Digital health is quickly evolving and emerging onto the main stage of healthcare. The last two years have seen an unprecedented amount of venture dollars pouring into the space. Today we are also seeing virtual care companies exit and enter onto the public markets, either through an IPO or a SPAC merger.
Over the years, Peter Micca, a partner and National Health Tech Leader at Deloitte, has had a first-hand look at many of the changes in digital health and published numerous reports on the industry. Micca sat down with MobiHealthNews to talk about SPAC, COVID-19 and the future of value-based care.
This interview has been edited for length and clarity.
MobiHealthNews: I’d like to talk a little bit about the investors, and start with SPACs. I know you’ve written about that, and we’re just seeing tons of them in digital health. What’s going on there? Why are companies choosing to go that route? And are you seeing mostly smaller companies going that route, or is it sort of a broad swath of companies doing that?
Micca: SPACs are just another form of finance. And if you’re an emerging growth company, and you need growth capital or growth equity, you could either get growth equity capital through a loan, you could do an IPO, you could do a private placement through private equity, you could do an alliance deal with a larger company and get milestone payments and work collaboratively. Or you could accelerate the IPO process through a SPAC. And that’s all it really does, it accelerates the process with an upfront, predetermined value based on the negotiated parties.
It’s just another form of financing. The pipe market or the private investment in a public vehicle is important to executing that transaction. And the reality is the broader macro economic environment – low interest rates, low cost of capital, high access to capital – has accelerated the process. We are seeing more emerging companies rather than larger companies just because of the valuations that are pursuing those options.
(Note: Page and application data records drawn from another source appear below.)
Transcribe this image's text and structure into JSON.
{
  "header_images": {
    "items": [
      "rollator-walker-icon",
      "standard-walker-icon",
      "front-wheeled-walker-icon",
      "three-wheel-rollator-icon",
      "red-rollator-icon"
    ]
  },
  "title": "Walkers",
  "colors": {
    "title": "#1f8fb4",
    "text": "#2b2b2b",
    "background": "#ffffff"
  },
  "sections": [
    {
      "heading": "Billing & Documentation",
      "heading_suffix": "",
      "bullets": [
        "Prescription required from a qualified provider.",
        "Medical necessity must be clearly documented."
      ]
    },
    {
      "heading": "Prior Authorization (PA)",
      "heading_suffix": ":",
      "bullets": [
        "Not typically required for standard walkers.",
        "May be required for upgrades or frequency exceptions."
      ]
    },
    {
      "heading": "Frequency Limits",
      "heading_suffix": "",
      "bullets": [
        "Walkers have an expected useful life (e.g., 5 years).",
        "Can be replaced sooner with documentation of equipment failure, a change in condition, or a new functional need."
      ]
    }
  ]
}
MobiHealthNews: We’re seeing tons of money being invested into the digital health space. Do you think that’s sustainable, or is it a bit of a bubble? What do you think’s going on in terms of this and the huge valuations too?
Micca: I get that question a lot. I’m not a banker, I’m not an economist. I can’t predict the [future] macro and micro economic environment. What I will say, though, is that the demand for digital healthcare solutions in healthcare was brought to life in a very significant way by COVID. It became evident and clear to the average American the importance of healthcare technology in a way that we couldn’t have imagined.
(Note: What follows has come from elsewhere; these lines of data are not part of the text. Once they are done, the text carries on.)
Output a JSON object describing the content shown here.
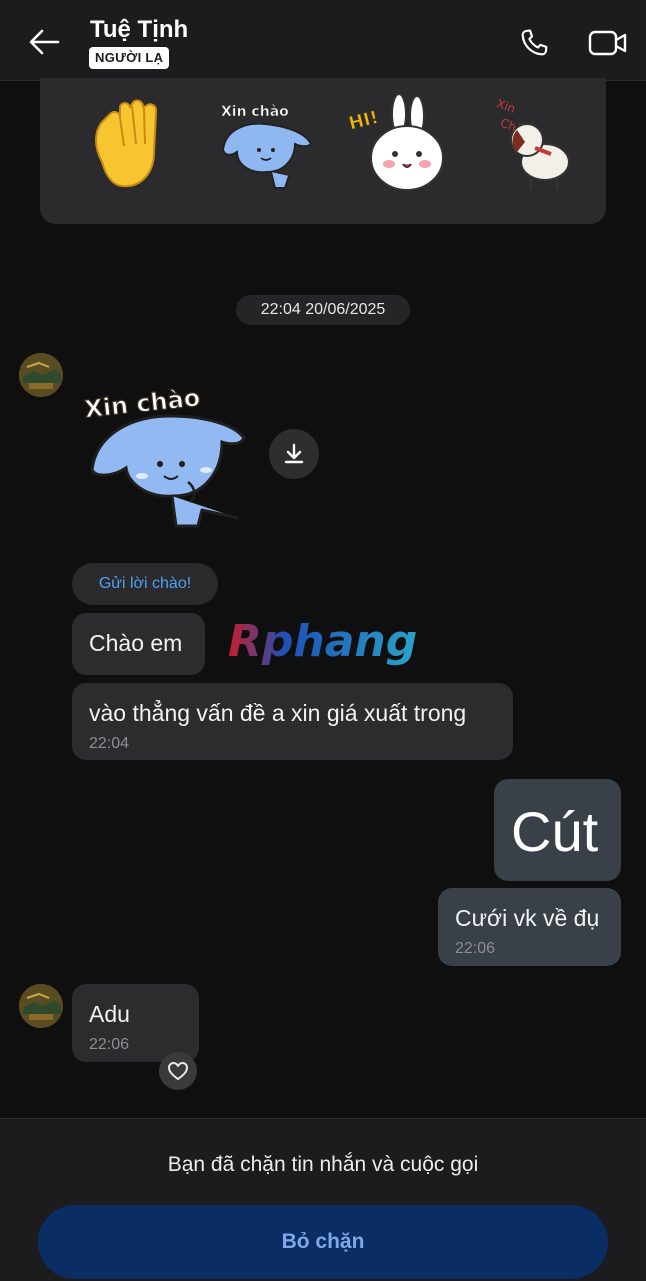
{
  "header": {
    "contact_name": "Tuệ Tịnh",
    "badge": "NGƯỜI LẠ",
    "icons": {
      "back": "arrow-left-icon",
      "call": "phone-icon",
      "video": "video-camera-icon"
    }
  },
  "sticker_tray": {
    "stickers": [
      {
        "name": "waving-hand-sticker"
      },
      {
        "name": "blue-cat-xin-chao-sticker",
        "text": "Xin chào"
      },
      {
        "name": "bunny-hi-sticker",
        "text": "HI!"
      },
      {
        "name": "dog-xin-chao-sticker",
        "text": "Xin Chào"
      }
    ]
  },
  "conversation": {
    "date_separator": "22:04 20/06/2025",
    "incoming_sticker": {
      "text": "Xin chào"
    },
    "greeting_chip": "Gửi lời chào!",
    "messages": [
      {
        "direction": "in",
        "text": "Chào em",
        "time": ""
      },
      {
        "direction": "in",
        "text": "vào thẳng vấn đề a xin giá xuất trong",
        "time": "22:04"
      },
      {
        "direction": "out",
        "text": "Cút",
        "time": ""
      },
      {
        "direction": "out",
        "text": "Cưới vk về đụ",
        "time": "22:06"
      },
      {
        "direction": "in",
        "text": "Adu",
        "time": "22:06"
      }
    ]
  },
  "watermark": "Rphang",
  "bottom": {
    "blocked_notice": "Bạn đã chặn tin nhắn và cuộc gọi",
    "unblock_label": "Bỏ chặn"
  },
  "colors": {
    "background": "#0f0f10",
    "header": "#1c1c1e",
    "incoming_bubble": "#2c2c2e",
    "outgoing_bubble": "#3a4048",
    "greeting_chip_text": "#4ea1f3",
    "unblock_button": "#0a2d63",
    "unblock_text": "#7fa7e6"
  }
}
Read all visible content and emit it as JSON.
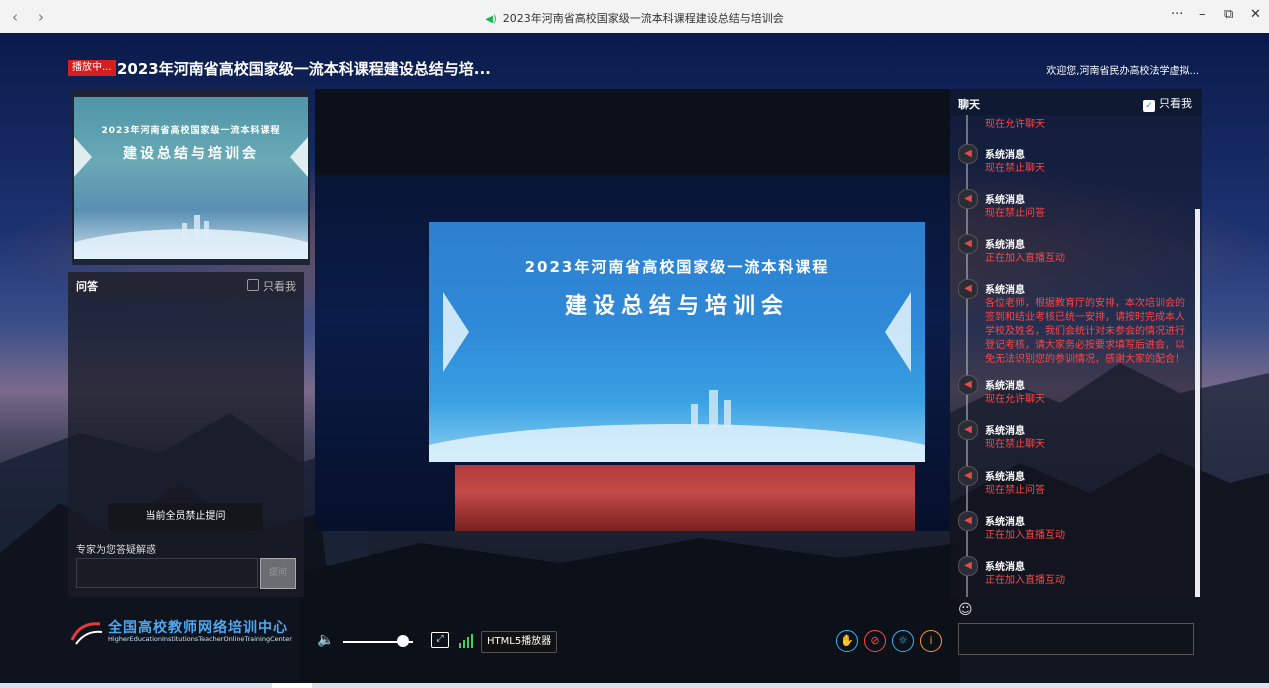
{
  "window": {
    "title": "2023年河南省高校国家级一流本科课程建设总结与培训会",
    "back_icon": "‹",
    "forward_icon": "›",
    "more_icon": "···",
    "minimize_icon": "–",
    "restore_icon": "⧉",
    "close_icon": "✕"
  },
  "header": {
    "live_badge": "播放中...",
    "title": "2023年河南省高校国家级一流本科课程建设总结与培...",
    "welcome": "欢迎您,河南省民办高校法学虚拟..."
  },
  "thumbnail": {
    "line1": "2023年河南省高校国家级一流本科课程",
    "line2": "建设总结与培训会"
  },
  "qa": {
    "title": "问答",
    "only_me": "只看我",
    "ban_notice": "当前全员禁止提问",
    "hint": "专家为您答疑解惑",
    "input_value": "",
    "submit": "提问"
  },
  "brand": {
    "name_cn": "全国高校教师网络培训中心",
    "name_en": "HigherEducationInstitutionsTeacherOnlineTrainingCenter"
  },
  "video": {
    "screen_line1": "2023年河南省高校国家级一流本科课程",
    "screen_line2": "建设总结与培训会"
  },
  "controls": {
    "volume_icon": "🔈",
    "volume_level": 0.85,
    "pip_icon": "⤢",
    "player_label": "HTML5播放器"
  },
  "chat": {
    "title": "聊天",
    "only_me": "只看我",
    "first_line": "现在允许聊天",
    "messages": [
      {
        "sender": "系统消息",
        "text": "现在禁止聊天"
      },
      {
        "sender": "系统消息",
        "text": "现在禁止问答"
      },
      {
        "sender": "系统消息",
        "text": "正在加入直播互动"
      },
      {
        "sender": "系统消息",
        "text": "各位老师，根据教育厅的安排，本次培训会的签到和结业考核已统一安排，请按时完成本人学校及姓名，我们会统计对未参会的情况进行登记考核，请大家务必按要求填写后进会，以免无法识别您的参训情况，感谢大家的配合！"
      },
      {
        "sender": "系统消息",
        "text": "现在允许聊天"
      },
      {
        "sender": "系统消息",
        "text": "现在禁止聊天"
      },
      {
        "sender": "系统消息",
        "text": "现在禁止问答"
      },
      {
        "sender": "系统消息",
        "text": "正在加入直播互动"
      },
      {
        "sender": "系统消息",
        "text": "正在加入直播互动"
      }
    ],
    "input_value": ""
  },
  "colors": {
    "live_badge": "#d41f1f",
    "chat_text": "#ff4545",
    "brand": "#4ea8f0",
    "hand_btn": "#36b6f2",
    "mic_btn": "#ff4a4a",
    "settings_btn": "#36b6f2",
    "info_btn": "#ff9a2e"
  }
}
You see it in telehealth, where in a very short period of time, there are now a very small group of public telehealth companies that have all merged or consolidated or done a transaction in a time horizon that for other industries takes years to consolidate. And so in our experience, in healthcare, when the consumer, or the insured, becomes evident of a trend, it accelerates the environment because ultimately the consumer is paying more and more, [and] is contributing more and more to the increase in healthcare costs.
MobiHealthNews: Yeah, I’d like to talk about … that trend of consumerization [in] healthcare. There’s a lot of plans where patients are paying out more, what does that do in terms of changing the consumer or the patient’s expectations?
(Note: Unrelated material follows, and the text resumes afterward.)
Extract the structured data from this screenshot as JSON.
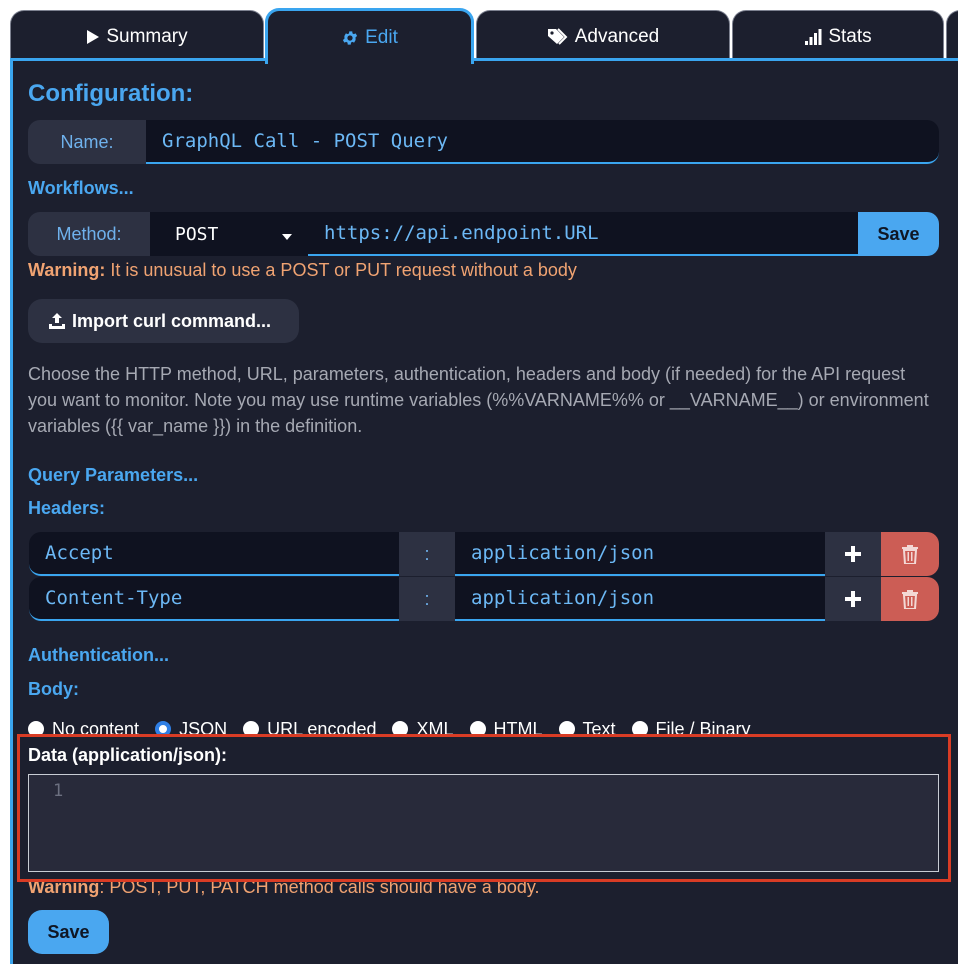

Micca: The more educated the consumer base, the more information and data that they have, and the more it becomes ubiquitous in the economy, the higher the expectations. Healthcare is one of the few industries where we’re constantly generating a new supply of healthcare. … As complex as healthcare is, it’s really about two simple things: how much healthcare do you want? And who’s going to pay for it?
The answer to the first one is, I want whatever you have. So if you’re creating more of it, then I want more of it. We shouldn’t be surprised if the unit cost of healthcare in that environment goes up. … And then the second question of who’s going to pay for it, the average consumer in America would say, well, not me, because I’ve already paid for it when I paid my insurance premium. …
So in that ecosystem, in that environment, the cost keeps going up, which is why healthcare inflation is outpacing most other sectors. And so the only true solution is technology, and the consumer taking a larger responsibility for their own healthcare through their behavior patterns. And that is the toughest part.
MobiHealthNews: In terms of Medicare Advantage, where the onus is on the provider, do you think that’s going to incentivize providers to adopt [digital tools] in a way that perhaps they [hadn’t before]?
Micca: There were two barriers to telehealth before COVID. One was the regulatory environment around how physicians get credentials across state boundaries and borders and the like, and the other one was reimbursement for Medicare participants. If you are a physician, were you reimbursed at the same amount for a telehealth visit as in-person? Historically the answer was no. COVID at least temporarily kind of leveled the playing field, at least with respect to reimbursement, and allowed for the consumer to at least make a demand decision, not taking into consideration cost, because it wasn’t a factor.
Over time, I think the decisions we make from a regulatory perspective and the reimbursement mechanisms and incentives we apply not only for telehealth, for the adoption of all new health technologies, will largely drive the consumer adoption of those new technologies and services because we have a third-party payer system.
There are companies that just have direct-to-consumer solutions that are paid out of pocket. And although that gets into the determination of the total cost to healthcare, it’s largely from the third-party payer system.
MobiHealthNews: Is there anything I haven’t asked you, or any other topics that you think aren’t being written about or discussed that maybe should be?
Micca: I keep going back to how much do you want? Who’s going to pay for it? The problem is everyone wants everything, but no one wants to pay for it.